Will the advertiser give you more money if the e-newsletter over-delivers on opens and impressions?
Ha! Now THAT is funny! The answer is “no”. Other than a happy advertiser, you get nothing and like it. That being said, it pays to be very “optimistic” when configuring pricing.
What Else Could Impact E-Newsletter Ad Pricing?
The CPM used to calculate fixed e-newsletter ad rates will often depend on unit size, placement, and competitive share of voice. For example:
- Larger units above the fold will obviously cost more than the standard box ad (300x250).
- Fewer ads warrant higher prices, especially if it has competitive exclusivity (e.g. only restaurant advertising).
- Then, your dedicated/branded emails will probably be your most expensive e-newsletter unit as it is a giant ad disguised as content (tastefully, of course!). Or, you might have just one dominant ad that looks like a full-page takeover.
Other pricing considerations:
- If your email template supports video and rich media ads, you can charge more but beware, animation can end up begging for opt-outs (exactly what you don’t want).
- Native content can also warrant higher rates - especially if you write it (a nice marketing services up-charge!).
And lastly, any data about who clicks on that ad is worth a pretty penny if you are legally equipped to do this. Obviously, you’ll need some serious legal armor (“fine print”) on those “subscribe” pop-up boxes if you plan on sharing info like job titles, companies, and ESPECIALLY contact information.
Subscriber data can be very valuable to advertisers, but please know what you’re doing (or don’t get caught). And obviously, if you reside in Canada or somewhere in Europe, please pretend you never saw this paragraph because we love CASL, right?
Typical E-Newsletter Buys
Just like print buys, most advertisers buy a handful of them, and they may be part of a bigger package with print, digital ads, and or other products (which makes billing really FUN).
If the newsletter deploys daily, an advertiser might purchase a unit for a whole week.
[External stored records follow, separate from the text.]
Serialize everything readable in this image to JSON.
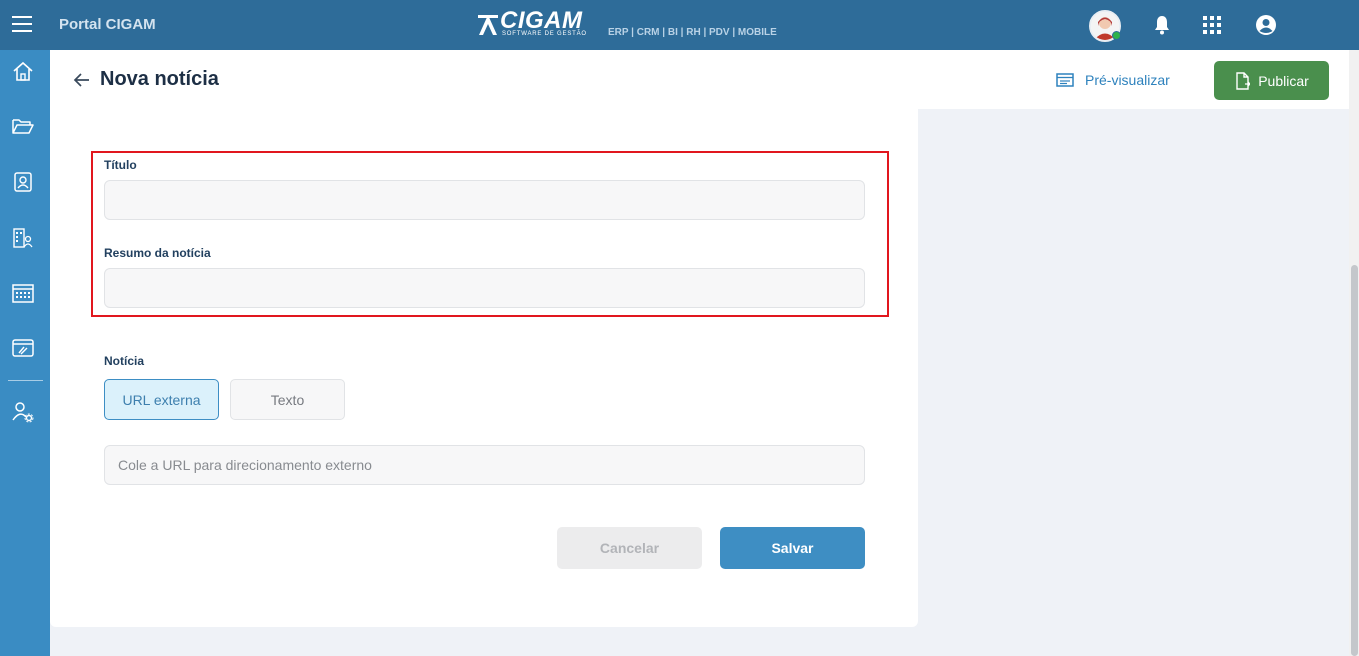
{
  "topbar": {
    "portal_title": "Portal CIGAM",
    "logo_name": "CIGAM",
    "logo_subtitle": "SOFTWARE DE GESTÃO",
    "logo_products": "ERP | CRM | BI | RH | PDV | MOBILE"
  },
  "sidebar": {
    "items": [
      "home-icon",
      "folder-icon",
      "contacts-icon",
      "org-icon",
      "calendar-icon",
      "tickets-icon",
      "user-settings-icon"
    ]
  },
  "header": {
    "title": "Nova notícia",
    "preview_label": "Pré-visualizar",
    "publish_label": "Publicar"
  },
  "form": {
    "title_label": "Título",
    "title_value": "",
    "summary_label": "Resumo da notícia",
    "summary_value": "",
    "news_label": "Notícia",
    "segments": [
      "URL externa",
      "Texto"
    ],
    "selected_segment": "URL externa",
    "url_placeholder": "Cole a URL para direcionamento externo",
    "cancel_label": "Cancelar",
    "save_label": "Salvar"
  },
  "colors": {
    "topbar": "#2e6c99",
    "sidebar": "#3a8cc3",
    "publish": "#4a8f4d",
    "save": "#3e8ec3",
    "highlight": "#e1171e"
  }
}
Or, the advertiser may pick specific deployment days, such as Tuesdays and Thursdays for “x” number of weeks or months.
The $1,000,000 Question: What is the easiest way to manage e-newsletter inventory in your publishing CRM?
Since most e-newsletters have a standard template with fixed positions, you probably have a fixed number of ads. If you over-sell email ads, it’s a great problem to have, so congrats! Most publishers would rather adjust their email template than use house ads for unsold inventory.
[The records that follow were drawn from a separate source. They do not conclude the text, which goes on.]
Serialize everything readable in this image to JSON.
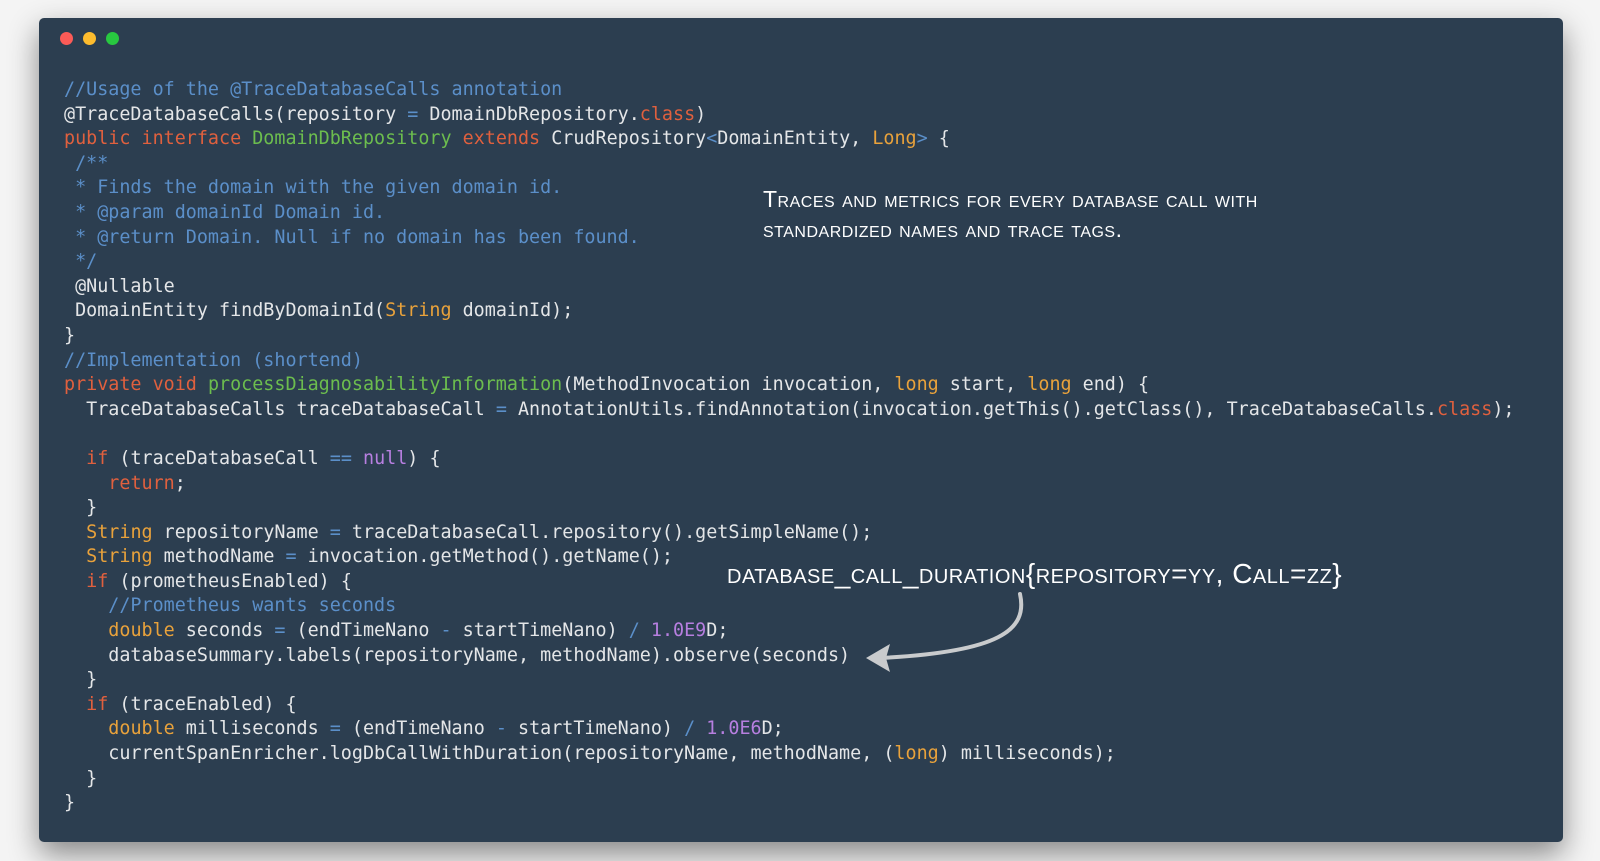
{
  "window": {
    "controls": [
      {
        "name": "close",
        "color": "#fc5b57"
      },
      {
        "name": "minimize",
        "color": "#fdbc2e"
      },
      {
        "name": "maximize",
        "color": "#28c840"
      }
    ],
    "background": "#2c3e50"
  },
  "annotations": {
    "traces_note": "Traces and metrics for every database call with\nstandardized names and trace tags.",
    "metric_note": "database_call_duration{repository=yy, Call=zz}"
  },
  "code_lines": [
    [
      [
        "//Usage of the @TraceDatabaseCalls annotation",
        "comment"
      ]
    ],
    [
      [
        "@TraceDatabaseCalls(repository ",
        ""
      ],
      [
        "=",
        "op"
      ],
      [
        " DomainDbRepository.",
        ""
      ],
      [
        "class",
        "kw"
      ],
      [
        ")",
        ""
      ]
    ],
    [
      [
        "public interface ",
        "kw"
      ],
      [
        "DomainDbRepository",
        "name"
      ],
      [
        " extends ",
        "kw"
      ],
      [
        "CrudRepository",
        ""
      ],
      [
        "<",
        "op"
      ],
      [
        "DomainEntity, ",
        ""
      ],
      [
        "Long",
        "type"
      ],
      [
        ">",
        "op"
      ],
      [
        " {",
        ""
      ]
    ],
    [
      [
        " /**",
        "comment"
      ]
    ],
    [
      [
        " * Finds the domain with the given domain id.",
        "comment"
      ]
    ],
    [
      [
        " * @param domainId Domain id.",
        "comment"
      ]
    ],
    [
      [
        " * @return Domain. Null if no domain has been found.",
        "comment"
      ]
    ],
    [
      [
        " */",
        "comment"
      ]
    ],
    [
      [
        " @Nullable",
        ""
      ]
    ],
    [
      [
        " DomainEntity findByDomainId(",
        ""
      ],
      [
        "String",
        "type"
      ],
      [
        " domainId);",
        ""
      ]
    ],
    [
      [
        "}",
        ""
      ]
    ],
    [
      [
        "//Implementation (shortend)",
        "comment"
      ]
    ],
    [
      [
        "private void ",
        "kw"
      ],
      [
        "processDiagnosabilityInformation",
        "name"
      ],
      [
        "(MethodInvocation invocation, ",
        ""
      ],
      [
        "long",
        "type"
      ],
      [
        " start, ",
        ""
      ],
      [
        "long",
        "type"
      ],
      [
        " end) {",
        ""
      ]
    ],
    [
      [
        "  TraceDatabaseCalls traceDatabaseCall ",
        ""
      ],
      [
        "=",
        "op"
      ],
      [
        " AnnotationUtils.findAnnotation(invocation.getThis().getClass(), TraceDatabaseCalls.",
        ""
      ],
      [
        "class",
        "kw"
      ],
      [
        ");",
        ""
      ]
    ],
    [
      [
        "",
        ""
      ]
    ],
    [
      [
        "  ",
        ""
      ],
      [
        "if",
        "kw"
      ],
      [
        " (traceDatabaseCall ",
        ""
      ],
      [
        "==",
        "op"
      ],
      [
        " ",
        ""
      ],
      [
        "null",
        "num"
      ],
      [
        ") {",
        ""
      ]
    ],
    [
      [
        "    ",
        ""
      ],
      [
        "return",
        "kw"
      ],
      [
        ";",
        ""
      ]
    ],
    [
      [
        "  }",
        ""
      ]
    ],
    [
      [
        "  ",
        ""
      ],
      [
        "String",
        "type"
      ],
      [
        " repositoryName ",
        ""
      ],
      [
        "=",
        "op"
      ],
      [
        " traceDatabaseCall.repository().getSimpleName();",
        ""
      ]
    ],
    [
      [
        "  ",
        ""
      ],
      [
        "String",
        "type"
      ],
      [
        " methodName ",
        ""
      ],
      [
        "=",
        "op"
      ],
      [
        " invocation.getMethod().getName();",
        ""
      ]
    ],
    [
      [
        "  ",
        ""
      ],
      [
        "if",
        "kw"
      ],
      [
        " (prometheusEnabled) {",
        ""
      ]
    ],
    [
      [
        "    //Prometheus wants seconds",
        "comment"
      ]
    ],
    [
      [
        "    ",
        ""
      ],
      [
        "double",
        "type"
      ],
      [
        " seconds ",
        ""
      ],
      [
        "=",
        "op"
      ],
      [
        " (endTimeNano ",
        ""
      ],
      [
        "-",
        "op"
      ],
      [
        " startTimeNano) ",
        ""
      ],
      [
        "/",
        "op"
      ],
      [
        " ",
        ""
      ],
      [
        "1.0E9",
        "num"
      ],
      [
        "D;",
        ""
      ]
    ],
    [
      [
        "    databaseSummary.labels(repositoryName, methodName).observe(seconds)",
        ""
      ]
    ],
    [
      [
        "  }",
        ""
      ]
    ],
    [
      [
        "  ",
        ""
      ],
      [
        "if",
        "kw"
      ],
      [
        " (traceEnabled) {",
        ""
      ]
    ],
    [
      [
        "    ",
        ""
      ],
      [
        "double",
        "type"
      ],
      [
        " milliseconds ",
        ""
      ],
      [
        "=",
        "op"
      ],
      [
        " (endTimeNano ",
        ""
      ],
      [
        "-",
        "op"
      ],
      [
        " startTimeNano) ",
        ""
      ],
      [
        "/",
        "op"
      ],
      [
        " ",
        ""
      ],
      [
        "1.0E6",
        "num"
      ],
      [
        "D;",
        ""
      ]
    ],
    [
      [
        "    currentSpanEnricher.logDbCallWithDuration(repositoryName, methodName, (",
        ""
      ],
      [
        "long",
        "type"
      ],
      [
        ") milliseconds);",
        ""
      ]
    ],
    [
      [
        "  }",
        ""
      ]
    ],
    [
      [
        "}",
        ""
      ]
    ]
  ]
}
Therefore, think of each e-newsletter just like a magazine or stand-alone product. For example, let’s say you have a newsletter called “Local Recreation”. It can be entered like a magazine title with deployment dates as issue dates.
Other Benefits of Making E-Newsletters “Products”
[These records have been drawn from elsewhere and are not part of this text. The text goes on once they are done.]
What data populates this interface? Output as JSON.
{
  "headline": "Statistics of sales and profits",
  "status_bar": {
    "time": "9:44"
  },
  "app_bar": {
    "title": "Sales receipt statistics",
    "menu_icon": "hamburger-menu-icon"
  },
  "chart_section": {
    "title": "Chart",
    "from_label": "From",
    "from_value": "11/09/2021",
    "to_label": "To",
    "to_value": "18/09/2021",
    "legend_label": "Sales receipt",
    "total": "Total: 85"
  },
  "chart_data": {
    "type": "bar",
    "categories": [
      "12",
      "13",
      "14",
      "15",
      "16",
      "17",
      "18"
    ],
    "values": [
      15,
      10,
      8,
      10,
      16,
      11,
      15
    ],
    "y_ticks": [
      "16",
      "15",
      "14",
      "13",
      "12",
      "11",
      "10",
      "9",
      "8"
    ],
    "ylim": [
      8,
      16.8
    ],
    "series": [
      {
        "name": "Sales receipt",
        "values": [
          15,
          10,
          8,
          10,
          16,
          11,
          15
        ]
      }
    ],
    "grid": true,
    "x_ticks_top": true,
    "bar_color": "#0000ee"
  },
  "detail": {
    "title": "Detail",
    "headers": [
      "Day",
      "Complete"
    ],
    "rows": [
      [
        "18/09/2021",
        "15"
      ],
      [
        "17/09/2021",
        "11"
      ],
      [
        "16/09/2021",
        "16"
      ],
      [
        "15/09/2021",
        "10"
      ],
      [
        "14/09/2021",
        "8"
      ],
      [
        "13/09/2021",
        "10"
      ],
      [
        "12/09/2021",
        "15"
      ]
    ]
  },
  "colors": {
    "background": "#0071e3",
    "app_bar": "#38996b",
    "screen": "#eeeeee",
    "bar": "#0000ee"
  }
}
Treating e-newsletters like traditional print will mean that all of your reports will work the same way. Let’s say you want to see inventory that’s available. Just pull a production run sheet the exact same way. Or maybe you want to spot advertisers that fell off the radar. Your issue-to-issue comparison report works with newsletters too!
Want to know what else will make your life great? When you treat e-newsletters like stand-alone print products, it’s easy to convert those ad orders into neat little invoices. Nice, right?
In other words, instead of seeing page sizes and issue dates, you’ll see digital units and deployment days. That is seriously the only change!
Perhaps, the only time you could possibly be annoyed is if your client forces you to break out line items for a bulk multimedia contract with equal payments. If that’s the case, get ready to put the FUN back in billing dysfunction! But don’t worry. A good publishing CRM can solve this problem too; it’s just a whole other blog post for another rainy day!